Necessary cookies are absolutely essential for the website to function properly. These cookies ensure basic functionalities and security features of the website, anonymously.
|cookielawinfo-checbox-analytics||11 months||This cookie is set by GDPR Cookie Consent plugin. The cookie is used to store the user consent for the cookies in the category "Analytics".|
|cookielawinfo-checbox-functional||11 months||The cookie is set by GDPR cookie consent to record the user consent for the cookies in the category "Functional".|
|cookielawinfo-checbox-others||11 months||This cookie is set by GDPR Cookie Consent plugin. The cookie is used to store the user consent for the cookies in the category "Other.|
|cookielawinfo-checkbox-necessary||11 months||This cookie is set by GDPR Cookie Consent plugin. The cookies is used to store the user consent for the cookies in the category "Necessary".|
|cookielawinfo-checkbox-performance||11 months||This cookie is set by GDPR Cookie Consent plugin. The cookie is used to store the user consent for the cookies in the category "Performance".|
Functional cookies help to perform certain functionalities like sharing the content of the website on social media platforms, collect feedbacks, and other third-party features.
Performance cookies are used to understand and analyze the key performance indexes of the website which helps in delivering a better user experience for the visitors.
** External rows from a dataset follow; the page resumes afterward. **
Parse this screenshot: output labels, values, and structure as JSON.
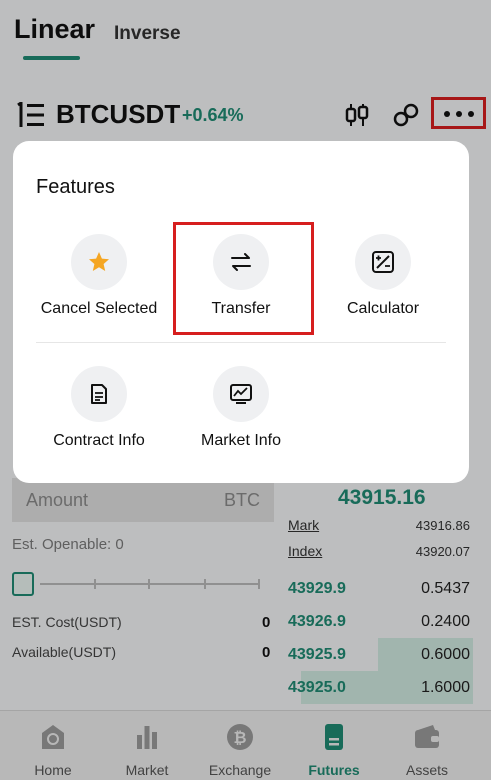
{
  "tabs": {
    "linear": "Linear",
    "inverse": "Inverse"
  },
  "header": {
    "symbol": "BTCUSDT",
    "change": "+0.64%"
  },
  "form": {
    "amount_label": "Amount",
    "amount_unit": "BTC",
    "est_openable": "Est. Openable: 0",
    "est_cost_label": "EST. Cost(USDT)",
    "est_cost_value": "0",
    "available_label": "Available(USDT)",
    "available_value": "0"
  },
  "orderbook": {
    "last_price": "43915.16",
    "mark_label": "Mark",
    "mark_value": "43916.86",
    "index_label": "Index",
    "index_value": "43920.07",
    "bids": [
      {
        "price": "43929.9",
        "qty": "0.5437",
        "depth": 0.0
      },
      {
        "price": "43926.9",
        "qty": "0.2400",
        "depth": 0.0
      },
      {
        "price": "43925.9",
        "qty": "0.6000",
        "depth": 0.5
      },
      {
        "price": "43925.0",
        "qty": "1.6000",
        "depth": 0.9
      }
    ]
  },
  "popup": {
    "title": "Features",
    "features": [
      {
        "label": "Cancel Selected",
        "icon": "star-icon"
      },
      {
        "label": "Transfer",
        "icon": "transfer-arrows-icon"
      },
      {
        "label": "Calculator",
        "icon": "calculator-icon"
      },
      {
        "label": "Contract Info",
        "icon": "document-icon"
      },
      {
        "label": "Market Info",
        "icon": "chart-monitor-icon"
      }
    ]
  },
  "nav": [
    {
      "label": "Home",
      "icon": "home-icon"
    },
    {
      "label": "Market",
      "icon": "bar-chart-icon"
    },
    {
      "label": "Exchange",
      "icon": "bitcoin-icon"
    },
    {
      "label": "Futures",
      "icon": "futures-icon",
      "active": true
    },
    {
      "label": "Assets",
      "icon": "wallet-icon"
    }
  ],
  "colors": {
    "accent": "#1f8a73",
    "highlight": "#d61e1e",
    "star": "#f5a623"
  }
}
Analytical cookies are used to understand how visitors interact with the website. These cookies help provide information on metrics the number of visitors, bounce rate, traffic source, etc.
Advertisement cookies are used to provide visitors with relevant ads and marketing campaigns. These cookies track visitors across websites and collect information to provide customized ads.
Other uncategorized cookies are those that are being analyzed and have not been classified into a category as yet.